#### Your task:
When you respond, restate each record exactly as it is given.

#### Listed records:
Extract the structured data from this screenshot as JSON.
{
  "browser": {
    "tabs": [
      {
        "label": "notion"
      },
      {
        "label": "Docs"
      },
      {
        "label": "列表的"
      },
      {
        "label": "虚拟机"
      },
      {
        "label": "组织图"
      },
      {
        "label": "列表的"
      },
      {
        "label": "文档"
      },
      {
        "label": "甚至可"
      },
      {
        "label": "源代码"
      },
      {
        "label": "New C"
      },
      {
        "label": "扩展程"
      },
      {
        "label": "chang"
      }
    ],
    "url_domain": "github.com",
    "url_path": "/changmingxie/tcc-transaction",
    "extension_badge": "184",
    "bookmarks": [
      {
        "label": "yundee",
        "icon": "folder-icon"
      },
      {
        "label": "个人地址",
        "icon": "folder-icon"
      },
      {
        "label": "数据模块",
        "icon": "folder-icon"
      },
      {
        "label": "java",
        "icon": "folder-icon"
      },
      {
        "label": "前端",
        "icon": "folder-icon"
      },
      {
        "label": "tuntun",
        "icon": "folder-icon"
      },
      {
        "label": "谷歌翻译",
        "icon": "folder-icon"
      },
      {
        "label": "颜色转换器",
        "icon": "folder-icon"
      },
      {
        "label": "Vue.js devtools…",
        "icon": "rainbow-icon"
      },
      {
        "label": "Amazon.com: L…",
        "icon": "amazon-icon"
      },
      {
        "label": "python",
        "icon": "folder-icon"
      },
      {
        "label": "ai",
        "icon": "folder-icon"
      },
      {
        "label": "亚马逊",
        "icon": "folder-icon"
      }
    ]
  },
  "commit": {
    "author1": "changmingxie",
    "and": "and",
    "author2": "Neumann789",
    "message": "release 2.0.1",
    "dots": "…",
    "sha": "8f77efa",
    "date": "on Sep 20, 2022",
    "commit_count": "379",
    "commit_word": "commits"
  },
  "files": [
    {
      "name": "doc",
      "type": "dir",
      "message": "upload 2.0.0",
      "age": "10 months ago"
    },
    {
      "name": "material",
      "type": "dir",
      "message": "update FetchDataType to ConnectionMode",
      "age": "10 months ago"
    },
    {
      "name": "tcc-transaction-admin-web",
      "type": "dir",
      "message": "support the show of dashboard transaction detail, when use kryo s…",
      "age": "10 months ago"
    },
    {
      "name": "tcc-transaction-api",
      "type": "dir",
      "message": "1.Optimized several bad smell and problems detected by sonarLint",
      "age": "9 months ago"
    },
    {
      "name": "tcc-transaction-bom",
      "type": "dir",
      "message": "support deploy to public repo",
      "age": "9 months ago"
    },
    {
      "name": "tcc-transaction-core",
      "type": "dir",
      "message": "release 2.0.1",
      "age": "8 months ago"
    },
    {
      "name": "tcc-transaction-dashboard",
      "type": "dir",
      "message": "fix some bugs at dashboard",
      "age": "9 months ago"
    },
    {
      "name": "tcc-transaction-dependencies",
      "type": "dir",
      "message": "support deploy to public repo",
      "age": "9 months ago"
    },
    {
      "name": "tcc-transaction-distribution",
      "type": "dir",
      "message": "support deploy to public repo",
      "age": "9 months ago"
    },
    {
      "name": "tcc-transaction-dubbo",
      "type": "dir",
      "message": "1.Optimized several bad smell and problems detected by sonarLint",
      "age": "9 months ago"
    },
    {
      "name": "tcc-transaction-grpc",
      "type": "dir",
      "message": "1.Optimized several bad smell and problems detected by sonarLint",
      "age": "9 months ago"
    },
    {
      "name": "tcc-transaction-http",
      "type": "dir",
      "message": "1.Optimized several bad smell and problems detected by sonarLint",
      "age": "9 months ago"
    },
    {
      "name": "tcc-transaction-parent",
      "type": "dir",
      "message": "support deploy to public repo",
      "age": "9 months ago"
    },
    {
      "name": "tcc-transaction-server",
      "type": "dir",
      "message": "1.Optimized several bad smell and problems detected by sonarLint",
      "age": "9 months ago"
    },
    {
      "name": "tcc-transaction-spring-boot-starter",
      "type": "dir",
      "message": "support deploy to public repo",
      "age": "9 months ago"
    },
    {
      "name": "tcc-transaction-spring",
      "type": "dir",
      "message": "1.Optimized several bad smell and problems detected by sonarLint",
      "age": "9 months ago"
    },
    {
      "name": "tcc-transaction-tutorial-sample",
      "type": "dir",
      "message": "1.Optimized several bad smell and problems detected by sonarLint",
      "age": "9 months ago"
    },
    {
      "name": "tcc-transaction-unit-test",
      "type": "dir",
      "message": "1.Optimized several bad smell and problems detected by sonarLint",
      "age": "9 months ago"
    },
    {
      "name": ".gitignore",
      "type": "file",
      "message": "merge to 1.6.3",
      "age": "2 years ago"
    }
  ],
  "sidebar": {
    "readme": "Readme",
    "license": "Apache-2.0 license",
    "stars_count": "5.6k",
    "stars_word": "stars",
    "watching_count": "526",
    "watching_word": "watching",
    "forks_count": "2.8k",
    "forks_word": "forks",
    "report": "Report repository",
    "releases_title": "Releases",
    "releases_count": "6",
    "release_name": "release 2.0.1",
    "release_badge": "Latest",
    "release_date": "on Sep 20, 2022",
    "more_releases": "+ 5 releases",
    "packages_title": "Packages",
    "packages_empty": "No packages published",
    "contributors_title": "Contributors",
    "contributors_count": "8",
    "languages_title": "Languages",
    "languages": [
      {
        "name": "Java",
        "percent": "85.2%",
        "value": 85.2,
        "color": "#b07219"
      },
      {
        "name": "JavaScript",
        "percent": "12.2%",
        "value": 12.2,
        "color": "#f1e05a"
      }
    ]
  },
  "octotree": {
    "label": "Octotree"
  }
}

#### Solved problem:
Extract the structured data from this screenshot as JSON.
{
  "browser": {
    "tabs": [
      {
        "label": "notion"
      },
      {
        "label": "Docs"
      },
      {
        "label": "列表的"
      },
      {
        "label": "虚拟机"
      },
      {
        "label": "组织图"
      },
      {
        "label": "列表的"
      },
      {
        "label": "文档"
      },
      {
        "label": "甚至可"
      },
      {
        "label": "源代码"
      },
      {
        "label": "New C"
      },
      {
        "label": "扩展程"
      },
      {
        "label": "chang"
      }
    ],
    "url_domain": "github.com",
    "url_path": "/changmingxie/tcc-transaction",
    "extension_badge": "184",
    "bookmarks": [
      {
        "label": "yundee",
        "icon": "folder-icon"
      },
      {
        "label": "个人地址",
        "icon": "folder-icon"
      },
      {
        "label": "数据模块",
        "icon": "folder-icon"
      },
      {
        "label": "java",
        "icon": "folder-icon"
      },
      {
        "label": "前端",
        "icon": "folder-icon"
      },
      {
        "label": "tuntun",
        "icon": "folder-icon"
      },
      {
        "label": "谷歌翻译",
        "icon": "folder-icon"
      },
      {
        "label": "颜色转换器",
        "icon": "folder-icon"
      },
      {
        "label": "Vue.js devtools…",
        "icon": "rainbow-icon"
      },
      {
        "label": "Amazon.com: L…",
        "icon": "amazon-icon"
      },
      {
        "label": "python",
        "icon": "folder-icon"
      },
      {
        "label": "ai",
        "icon": "folder-icon"
      },
      {
        "label": "亚马逊",
        "icon": "folder-icon"
      }
    ]
  },
  "commit": {
    "author1": "changmingxie",
    "and": "and",
    "author2": "Neumann789",
    "message": "release 2.0.1",
    "dots": "…",
    "sha": "8f77efa",
    "date": "on Sep 20, 2022",
    "commit_count": "379",
    "commit_word": "commits"
  },
  "files": [
    {
      "name": "doc",
      "type": "dir",
      "message": "upload 2.0.0",
      "age": "10 months ago"
    },
    {
      "name": "material",
      "type": "dir",
      "message": "update FetchDataType to ConnectionMode",
      "age": "10 months ago"
    },
    {
      "name": "tcc-transaction-admin-web",
      "type": "dir",
      "message": "support the show of dashboard transaction detail, when use kryo s…",
      "age": "10 months ago"
    },
    {
      "name": "tcc-transaction-api",
      "type": "dir",
      "message": "1.Optimized several bad smell and problems detected by sonarLint",
      "age": "9 months ago"
    },
    {
      "name": "tcc-transaction-bom",
      "type": "dir",
      "message": "support deploy to public repo",
      "age": "9 months ago"
    },
    {
      "name": "tcc-transaction-core",
      "type": "dir",
      "message": "release 2.0.1",
      "age": "8 months ago"
    },
    {
      "name": "tcc-transaction-dashboard",
      "type": "dir",
      "message": "fix some bugs at dashboard",
      "age": "9 months ago"
    },
    {
      "name": "tcc-transaction-dependencies",
      "type": "dir",
      "message": "support deploy to public repo",
      "age": "9 months ago"
    },
    {
      "name": "tcc-transaction-distribution",
      "type": "dir",
      "message": "support deploy to public repo",
      "age": "9 months ago"
    },
    {
      "name": "tcc-transaction-dubbo",
      "type": "dir",
      "message": "1.Optimized several bad smell and problems detected by sonarLint",
      "age": "9 months ago"
    },
    {
      "name": "tcc-transaction-grpc",
      "type": "dir",
      "message": "1.Optimized several bad smell and problems detected by sonarLint",
      "age": "9 months ago"
    },
    {
      "name": "tcc-transaction-http",
      "type": "dir",
      "message": "1.Optimized several bad smell and problems detected by sonarLint",
      "age": "9 months ago"
    },
    {
      "name": "tcc-transaction-parent",
      "type": "dir",
      "message": "support deploy to public repo",
      "age": "9 months ago"
    },
    {
      "name": "tcc-transaction-server",
      "type": "dir",
      "message": "1.Optimized several bad smell and problems detected by sonarLint",
      "age": "9 months ago"
    },
    {
      "name": "tcc-transaction-spring-boot-starter",
      "type": "dir",
      "message": "support deploy to public repo",
      "age": "9 months ago"
    },
    {
      "name": "tcc-transaction-spring",
      "type": "dir",
      "message": "1.Optimized several bad smell and problems detected by sonarLint",
      "age": "9 months ago"
    },
    {
      "name": "tcc-transaction-tutorial-sample",
      "type": "dir",
      "message": "1.Optimized several bad smell and problems detected by sonarLint",
      "age": "9 months ago"
    },
    {
      "name": "tcc-transaction-unit-test",
      "type": "dir",
      "message": "1.Optimized several bad smell and problems detected by sonarLint",
      "age": "9 months ago"
    },
    {
      "name": ".gitignore",
      "type": "file",
      "message": "merge to 1.6.3",
      "age": "2 years ago"
    }
  ],
  "sidebar": {
    "readme": "Readme",
    "license": "Apache-2.0 license",
    "stars_count": "5.6k",
    "stars_word": "stars",
    "watching_count": "526",
    "watching_word": "watching",
    "forks_count": "2.8k",
    "forks_word": "forks",
    "report": "Report repository",
    "releases_title": "Releases",
    "releases_count": "6",
    "release_name": "release 2.0.1",
    "release_badge": "Latest",
    "release_date": "on Sep 20, 2022",
    "more_releases": "+ 5 releases",
    "packages_title": "Packages",
    "packages_empty": "No packages published",
    "contributors_title": "Contributors",
    "contributors_count": "8",
    "languages_title": "Languages",
    "languages": [
      {
        "name": "Java",
        "percent": "85.2%",
        "value": 85.2,
        "color": "#b07219"
      },
      {
        "name": "JavaScript",
        "percent": "12.2%",
        "value": 12.2,
        "color": "#f1e05a"
      }
    ]
  },
  "octotree": {
    "label": "Octotree"
  }
}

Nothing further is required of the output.